Try it
I need each line of the entries below that includes the string "date".

Entries provided section start

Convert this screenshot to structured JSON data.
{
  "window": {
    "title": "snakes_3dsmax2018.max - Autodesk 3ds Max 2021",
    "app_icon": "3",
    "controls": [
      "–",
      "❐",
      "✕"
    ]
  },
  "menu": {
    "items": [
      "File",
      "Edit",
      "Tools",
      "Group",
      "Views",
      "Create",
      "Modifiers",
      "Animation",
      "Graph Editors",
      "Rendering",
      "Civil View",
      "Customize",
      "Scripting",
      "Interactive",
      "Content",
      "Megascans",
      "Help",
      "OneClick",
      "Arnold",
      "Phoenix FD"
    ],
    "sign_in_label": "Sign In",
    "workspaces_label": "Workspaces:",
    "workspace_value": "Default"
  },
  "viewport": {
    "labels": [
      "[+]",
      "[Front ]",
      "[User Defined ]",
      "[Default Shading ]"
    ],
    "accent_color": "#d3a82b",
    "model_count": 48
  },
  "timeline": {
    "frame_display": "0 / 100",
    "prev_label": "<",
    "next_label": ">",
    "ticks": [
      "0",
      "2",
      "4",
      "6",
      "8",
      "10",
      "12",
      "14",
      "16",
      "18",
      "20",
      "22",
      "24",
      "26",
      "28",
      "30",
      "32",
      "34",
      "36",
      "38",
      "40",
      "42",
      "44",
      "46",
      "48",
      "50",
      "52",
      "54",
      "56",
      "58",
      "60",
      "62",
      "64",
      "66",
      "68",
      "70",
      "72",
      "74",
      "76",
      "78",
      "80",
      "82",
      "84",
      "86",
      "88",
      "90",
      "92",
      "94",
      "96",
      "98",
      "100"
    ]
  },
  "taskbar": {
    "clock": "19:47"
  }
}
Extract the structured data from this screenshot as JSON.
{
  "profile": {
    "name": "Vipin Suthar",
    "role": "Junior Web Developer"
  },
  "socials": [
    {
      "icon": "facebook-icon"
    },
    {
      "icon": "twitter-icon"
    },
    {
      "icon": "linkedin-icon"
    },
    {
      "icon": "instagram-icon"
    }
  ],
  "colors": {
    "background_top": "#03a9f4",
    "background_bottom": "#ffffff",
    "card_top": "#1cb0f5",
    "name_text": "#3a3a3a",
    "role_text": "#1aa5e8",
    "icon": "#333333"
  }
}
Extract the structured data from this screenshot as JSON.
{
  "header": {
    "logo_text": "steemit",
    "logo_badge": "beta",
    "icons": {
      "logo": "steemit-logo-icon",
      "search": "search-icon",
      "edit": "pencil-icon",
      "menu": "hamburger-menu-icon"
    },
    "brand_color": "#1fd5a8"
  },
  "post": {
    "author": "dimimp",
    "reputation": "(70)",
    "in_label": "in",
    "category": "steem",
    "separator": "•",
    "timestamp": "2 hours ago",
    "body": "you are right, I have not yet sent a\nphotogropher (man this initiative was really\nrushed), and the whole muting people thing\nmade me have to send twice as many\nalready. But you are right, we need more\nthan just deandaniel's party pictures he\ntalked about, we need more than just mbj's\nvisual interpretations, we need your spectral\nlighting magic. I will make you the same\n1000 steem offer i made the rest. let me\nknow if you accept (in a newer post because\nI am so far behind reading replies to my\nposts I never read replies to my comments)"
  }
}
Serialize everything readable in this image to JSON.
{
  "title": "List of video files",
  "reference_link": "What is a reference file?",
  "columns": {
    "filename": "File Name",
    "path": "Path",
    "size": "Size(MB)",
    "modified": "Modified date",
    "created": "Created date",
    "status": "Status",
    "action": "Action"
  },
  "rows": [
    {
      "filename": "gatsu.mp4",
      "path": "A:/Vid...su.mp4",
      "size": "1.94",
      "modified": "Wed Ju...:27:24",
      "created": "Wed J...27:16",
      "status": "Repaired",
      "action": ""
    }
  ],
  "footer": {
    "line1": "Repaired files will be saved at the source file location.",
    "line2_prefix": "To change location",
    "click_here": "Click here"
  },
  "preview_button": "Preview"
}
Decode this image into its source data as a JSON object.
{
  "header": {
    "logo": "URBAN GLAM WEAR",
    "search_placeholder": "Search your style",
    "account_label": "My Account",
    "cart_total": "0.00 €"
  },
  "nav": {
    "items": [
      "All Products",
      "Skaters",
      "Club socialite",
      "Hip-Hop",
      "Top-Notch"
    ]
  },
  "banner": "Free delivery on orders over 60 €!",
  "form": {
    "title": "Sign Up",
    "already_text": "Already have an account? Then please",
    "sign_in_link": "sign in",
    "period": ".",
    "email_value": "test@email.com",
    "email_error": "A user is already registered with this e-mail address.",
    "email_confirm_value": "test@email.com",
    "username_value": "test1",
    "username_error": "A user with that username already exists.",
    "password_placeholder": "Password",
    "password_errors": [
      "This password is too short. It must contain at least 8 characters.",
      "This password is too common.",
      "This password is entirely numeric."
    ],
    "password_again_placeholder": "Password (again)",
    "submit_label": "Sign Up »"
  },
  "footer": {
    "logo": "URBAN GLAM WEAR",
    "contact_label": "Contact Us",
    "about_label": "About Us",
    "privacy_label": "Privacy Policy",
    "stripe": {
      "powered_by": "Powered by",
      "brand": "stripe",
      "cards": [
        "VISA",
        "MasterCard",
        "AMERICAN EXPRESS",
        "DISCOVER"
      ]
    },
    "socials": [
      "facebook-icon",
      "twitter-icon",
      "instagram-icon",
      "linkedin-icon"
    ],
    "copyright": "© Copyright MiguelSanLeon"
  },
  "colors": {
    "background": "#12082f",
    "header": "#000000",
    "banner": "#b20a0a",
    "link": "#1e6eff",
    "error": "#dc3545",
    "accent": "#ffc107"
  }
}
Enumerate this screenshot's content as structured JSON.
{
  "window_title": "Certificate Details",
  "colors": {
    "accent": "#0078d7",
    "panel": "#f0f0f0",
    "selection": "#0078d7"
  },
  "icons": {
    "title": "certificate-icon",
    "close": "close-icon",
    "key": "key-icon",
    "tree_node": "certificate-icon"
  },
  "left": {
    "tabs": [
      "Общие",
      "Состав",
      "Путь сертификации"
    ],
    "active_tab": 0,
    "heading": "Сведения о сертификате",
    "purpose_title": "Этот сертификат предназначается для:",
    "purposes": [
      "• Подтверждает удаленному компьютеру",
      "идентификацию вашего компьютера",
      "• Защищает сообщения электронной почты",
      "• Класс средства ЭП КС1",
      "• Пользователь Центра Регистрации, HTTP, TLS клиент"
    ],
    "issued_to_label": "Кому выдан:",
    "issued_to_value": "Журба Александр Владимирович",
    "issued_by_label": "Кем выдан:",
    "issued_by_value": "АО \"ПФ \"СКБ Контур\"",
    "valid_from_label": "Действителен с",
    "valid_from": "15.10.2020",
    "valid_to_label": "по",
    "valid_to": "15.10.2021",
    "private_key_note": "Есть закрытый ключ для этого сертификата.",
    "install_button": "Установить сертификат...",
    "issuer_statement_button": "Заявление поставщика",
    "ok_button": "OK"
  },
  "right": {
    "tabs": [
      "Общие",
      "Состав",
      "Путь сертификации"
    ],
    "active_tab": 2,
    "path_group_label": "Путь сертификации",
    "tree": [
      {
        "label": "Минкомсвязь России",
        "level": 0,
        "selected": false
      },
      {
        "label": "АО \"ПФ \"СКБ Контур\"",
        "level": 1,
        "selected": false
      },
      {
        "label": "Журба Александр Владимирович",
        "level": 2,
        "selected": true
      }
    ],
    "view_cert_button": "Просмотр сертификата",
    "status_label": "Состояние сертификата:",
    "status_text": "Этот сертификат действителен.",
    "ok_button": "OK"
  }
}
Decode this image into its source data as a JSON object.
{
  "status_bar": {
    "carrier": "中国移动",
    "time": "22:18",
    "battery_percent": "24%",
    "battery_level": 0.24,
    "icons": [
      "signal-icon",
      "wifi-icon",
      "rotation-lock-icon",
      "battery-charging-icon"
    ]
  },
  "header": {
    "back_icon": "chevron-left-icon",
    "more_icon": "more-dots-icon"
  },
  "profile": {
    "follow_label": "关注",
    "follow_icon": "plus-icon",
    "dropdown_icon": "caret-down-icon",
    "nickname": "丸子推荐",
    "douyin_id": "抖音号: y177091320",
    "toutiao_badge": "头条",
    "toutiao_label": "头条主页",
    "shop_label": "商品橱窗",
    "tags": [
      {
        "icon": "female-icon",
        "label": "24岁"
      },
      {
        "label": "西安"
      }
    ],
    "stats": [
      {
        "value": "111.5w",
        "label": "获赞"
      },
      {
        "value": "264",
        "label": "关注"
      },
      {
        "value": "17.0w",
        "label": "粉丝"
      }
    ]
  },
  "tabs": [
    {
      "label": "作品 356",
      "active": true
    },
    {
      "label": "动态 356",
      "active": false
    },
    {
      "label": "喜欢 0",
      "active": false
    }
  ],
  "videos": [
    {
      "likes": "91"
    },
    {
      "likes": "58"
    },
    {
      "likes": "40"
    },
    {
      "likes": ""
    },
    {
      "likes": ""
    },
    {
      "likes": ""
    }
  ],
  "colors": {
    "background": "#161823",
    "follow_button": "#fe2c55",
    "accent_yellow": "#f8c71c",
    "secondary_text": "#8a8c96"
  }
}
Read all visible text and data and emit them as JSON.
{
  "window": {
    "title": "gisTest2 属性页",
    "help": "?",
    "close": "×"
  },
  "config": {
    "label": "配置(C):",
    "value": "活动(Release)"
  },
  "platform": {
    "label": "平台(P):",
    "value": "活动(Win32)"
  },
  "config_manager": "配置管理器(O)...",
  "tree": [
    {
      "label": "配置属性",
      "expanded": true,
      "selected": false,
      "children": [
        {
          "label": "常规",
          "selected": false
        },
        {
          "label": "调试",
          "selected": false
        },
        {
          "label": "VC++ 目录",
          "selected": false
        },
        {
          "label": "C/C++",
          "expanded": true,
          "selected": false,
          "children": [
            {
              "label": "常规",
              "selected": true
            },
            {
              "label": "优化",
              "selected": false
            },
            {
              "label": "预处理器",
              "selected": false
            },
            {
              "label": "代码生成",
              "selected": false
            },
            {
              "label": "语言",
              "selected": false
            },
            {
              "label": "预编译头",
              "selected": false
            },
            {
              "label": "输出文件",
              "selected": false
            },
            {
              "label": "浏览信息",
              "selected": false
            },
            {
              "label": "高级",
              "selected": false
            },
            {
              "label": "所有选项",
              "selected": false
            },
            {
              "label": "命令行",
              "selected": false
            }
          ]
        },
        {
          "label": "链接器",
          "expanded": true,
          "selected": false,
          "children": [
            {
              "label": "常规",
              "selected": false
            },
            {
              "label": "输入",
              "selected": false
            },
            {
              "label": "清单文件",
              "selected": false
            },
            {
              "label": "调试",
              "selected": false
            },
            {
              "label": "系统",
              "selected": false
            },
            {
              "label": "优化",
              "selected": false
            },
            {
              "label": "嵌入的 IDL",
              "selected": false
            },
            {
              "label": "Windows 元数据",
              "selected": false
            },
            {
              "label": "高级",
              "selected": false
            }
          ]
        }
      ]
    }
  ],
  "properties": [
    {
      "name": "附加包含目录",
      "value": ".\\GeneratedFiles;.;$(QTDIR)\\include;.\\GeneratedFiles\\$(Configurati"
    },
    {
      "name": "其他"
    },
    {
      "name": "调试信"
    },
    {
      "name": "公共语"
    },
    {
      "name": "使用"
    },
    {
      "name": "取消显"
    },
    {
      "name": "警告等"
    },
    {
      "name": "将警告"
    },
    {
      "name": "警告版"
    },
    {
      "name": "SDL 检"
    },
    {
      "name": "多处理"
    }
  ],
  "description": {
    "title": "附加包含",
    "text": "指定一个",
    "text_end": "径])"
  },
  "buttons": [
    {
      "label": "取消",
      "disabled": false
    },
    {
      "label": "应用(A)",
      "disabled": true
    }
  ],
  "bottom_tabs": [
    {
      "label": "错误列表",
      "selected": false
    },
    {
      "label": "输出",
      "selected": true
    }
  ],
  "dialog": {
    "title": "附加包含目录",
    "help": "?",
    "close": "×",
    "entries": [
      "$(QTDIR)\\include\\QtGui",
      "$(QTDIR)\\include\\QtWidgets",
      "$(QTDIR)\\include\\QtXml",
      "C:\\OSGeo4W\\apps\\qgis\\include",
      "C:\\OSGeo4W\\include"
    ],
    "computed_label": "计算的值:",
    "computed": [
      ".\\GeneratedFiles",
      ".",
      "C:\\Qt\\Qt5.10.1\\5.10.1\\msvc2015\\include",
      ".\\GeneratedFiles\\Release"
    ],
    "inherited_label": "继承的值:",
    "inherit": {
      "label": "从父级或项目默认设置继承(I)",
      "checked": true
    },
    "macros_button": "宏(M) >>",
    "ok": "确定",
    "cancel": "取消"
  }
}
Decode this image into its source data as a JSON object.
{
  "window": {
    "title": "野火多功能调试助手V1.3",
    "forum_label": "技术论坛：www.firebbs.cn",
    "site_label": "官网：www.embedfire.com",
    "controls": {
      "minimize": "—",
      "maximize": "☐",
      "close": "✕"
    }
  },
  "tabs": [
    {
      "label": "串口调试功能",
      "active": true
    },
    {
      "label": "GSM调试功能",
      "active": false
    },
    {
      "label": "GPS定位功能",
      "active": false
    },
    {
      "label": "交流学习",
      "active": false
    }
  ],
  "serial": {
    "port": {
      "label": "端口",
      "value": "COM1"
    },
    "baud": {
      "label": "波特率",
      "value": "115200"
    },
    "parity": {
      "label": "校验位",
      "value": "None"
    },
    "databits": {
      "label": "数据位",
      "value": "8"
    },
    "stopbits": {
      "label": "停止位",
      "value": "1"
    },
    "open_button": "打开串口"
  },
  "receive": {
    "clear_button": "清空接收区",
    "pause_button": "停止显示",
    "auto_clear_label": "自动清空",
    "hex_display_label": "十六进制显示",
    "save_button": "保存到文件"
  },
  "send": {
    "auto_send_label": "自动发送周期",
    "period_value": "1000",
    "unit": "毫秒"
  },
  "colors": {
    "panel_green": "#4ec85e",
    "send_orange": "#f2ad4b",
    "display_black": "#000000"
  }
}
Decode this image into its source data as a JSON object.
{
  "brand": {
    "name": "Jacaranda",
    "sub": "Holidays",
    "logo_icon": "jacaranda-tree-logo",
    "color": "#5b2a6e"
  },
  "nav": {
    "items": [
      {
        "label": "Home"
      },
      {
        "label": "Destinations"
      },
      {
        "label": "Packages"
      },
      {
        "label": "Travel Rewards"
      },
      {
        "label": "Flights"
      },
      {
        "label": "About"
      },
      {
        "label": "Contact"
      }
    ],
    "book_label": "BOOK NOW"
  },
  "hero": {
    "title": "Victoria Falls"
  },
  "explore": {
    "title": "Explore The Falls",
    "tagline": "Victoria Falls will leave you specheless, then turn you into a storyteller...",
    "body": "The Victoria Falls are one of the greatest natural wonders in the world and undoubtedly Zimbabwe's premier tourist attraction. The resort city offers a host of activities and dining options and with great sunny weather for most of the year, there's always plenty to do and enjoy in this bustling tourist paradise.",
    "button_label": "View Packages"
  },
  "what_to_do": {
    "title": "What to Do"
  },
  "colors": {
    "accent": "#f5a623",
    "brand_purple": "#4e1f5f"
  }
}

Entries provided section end

Reply
    "modified": "Modified date",
    "created": "Created date",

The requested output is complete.